SOURCE DATA:
Segment Open

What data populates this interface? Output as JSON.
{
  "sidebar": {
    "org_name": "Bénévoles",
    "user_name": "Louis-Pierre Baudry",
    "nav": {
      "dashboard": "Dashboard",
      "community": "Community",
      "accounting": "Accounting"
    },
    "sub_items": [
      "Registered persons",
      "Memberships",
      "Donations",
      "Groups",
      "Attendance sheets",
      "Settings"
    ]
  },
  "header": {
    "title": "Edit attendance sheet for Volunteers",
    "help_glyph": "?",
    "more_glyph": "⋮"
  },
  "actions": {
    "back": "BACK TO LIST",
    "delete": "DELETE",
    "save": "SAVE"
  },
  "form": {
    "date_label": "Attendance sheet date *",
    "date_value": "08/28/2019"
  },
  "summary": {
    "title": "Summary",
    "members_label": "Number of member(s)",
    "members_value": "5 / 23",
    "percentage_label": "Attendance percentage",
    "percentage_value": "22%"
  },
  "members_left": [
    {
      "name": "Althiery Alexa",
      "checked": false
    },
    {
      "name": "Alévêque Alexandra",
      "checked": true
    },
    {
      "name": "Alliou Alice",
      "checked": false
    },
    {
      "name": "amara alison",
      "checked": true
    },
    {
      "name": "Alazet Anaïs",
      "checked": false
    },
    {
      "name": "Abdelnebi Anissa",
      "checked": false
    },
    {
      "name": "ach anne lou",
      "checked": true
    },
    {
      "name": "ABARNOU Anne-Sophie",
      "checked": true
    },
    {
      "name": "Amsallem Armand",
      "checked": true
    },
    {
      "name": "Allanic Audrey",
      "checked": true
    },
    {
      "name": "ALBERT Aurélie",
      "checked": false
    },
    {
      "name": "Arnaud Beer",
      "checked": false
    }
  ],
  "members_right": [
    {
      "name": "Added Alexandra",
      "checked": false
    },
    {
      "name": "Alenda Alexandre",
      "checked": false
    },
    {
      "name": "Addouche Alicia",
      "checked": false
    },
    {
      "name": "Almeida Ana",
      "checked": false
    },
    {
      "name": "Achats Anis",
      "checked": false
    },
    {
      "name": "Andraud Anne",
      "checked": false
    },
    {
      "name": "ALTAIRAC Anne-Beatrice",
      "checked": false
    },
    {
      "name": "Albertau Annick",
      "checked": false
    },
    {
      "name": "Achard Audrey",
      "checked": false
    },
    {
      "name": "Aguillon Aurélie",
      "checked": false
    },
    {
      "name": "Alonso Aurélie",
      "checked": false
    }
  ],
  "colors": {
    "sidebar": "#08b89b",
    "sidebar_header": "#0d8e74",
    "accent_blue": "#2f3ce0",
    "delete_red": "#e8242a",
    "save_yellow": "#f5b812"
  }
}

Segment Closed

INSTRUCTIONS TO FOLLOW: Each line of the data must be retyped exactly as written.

YOUR SOLUTION:
What data populates this interface? Output as JSON.
{
  "sidebar": {
    "org_name": "Bénévoles",
    "user_name": "Louis-Pierre Baudry",
    "nav": {
      "dashboard": "Dashboard",
      "community": "Community",
      "accounting": "Accounting"
    },
    "sub_items": [
      "Registered persons",
      "Memberships",
      "Donations",
      "Groups",
      "Attendance sheets",
      "Settings"
    ]
  },
  "header": {
    "title": "Edit attendance sheet for Volunteers",
    "help_glyph": "?",
    "more_glyph": "⋮"
  },
  "actions": {
    "back": "BACK TO LIST",
    "delete": "DELETE",
    "save": "SAVE"
  },
  "form": {
    "date_label": "Attendance sheet date *",
    "date_value": "08/28/2019"
  },
  "summary": {
    "title": "Summary",
    "members_label": "Number of member(s)",
    "members_value": "5 / 23",
    "percentage_label": "Attendance percentage",
    "percentage_value": "22%"
  },
  "members_left": [
    {
      "name": "Althiery Alexa",
      "checked": false
    },
    {
      "name": "Alévêque Alexandra",
      "checked": true
    },
    {
      "name": "Alliou Alice",
      "checked": false
    },
    {
      "name": "amara alison",
      "checked": true
    },
    {
      "name": "Alazet Anaïs",
      "checked": false
    },
    {
      "name": "Abdelnebi Anissa",
      "checked": false
    },
    {
      "name": "ach anne lou",
      "checked": true
    },
    {
      "name": "ABARNOU Anne-Sophie",
      "checked": true
    },
    {
      "name": "Amsallem Armand",
      "checked": true
    },
    {
      "name": "Allanic Audrey",
      "checked": true
    },
    {
      "name": "ALBERT Aurélie",
      "checked": false
    },
    {
      "name": "Arnaud Beer",
      "checked": false
    }
  ],
  "members_right": [
    {
      "name": "Added Alexandra",
      "checked": false
    },
    {
      "name": "Alenda Alexandre",
      "checked": false
    },
    {
      "name": "Addouche Alicia",
      "checked": false
    },
    {
      "name": "Almeida Ana",
      "checked": false
    },
    {
      "name": "Achats Anis",
      "checked": false
    },
    {
      "name": "Andraud Anne",
      "checked": false
    },
    {
      "name": "ALTAIRAC Anne-Beatrice",
      "checked": false
    },
    {
      "name": "Albertau Annick",
      "checked": false
    },
    {
      "name": "Achard Audrey",
      "checked": false
    },
    {
      "name": "Aguillon Aurélie",
      "checked": false
    },
    {
      "name": "Alonso Aurélie",
      "checked": false
    }
  ],
  "colors": {
    "sidebar": "#08b89b",
    "sidebar_header": "#0d8e74",
    "accent_blue": "#2f3ce0",
    "delete_red": "#e8242a",
    "save_yellow": "#f5b812"
  }
}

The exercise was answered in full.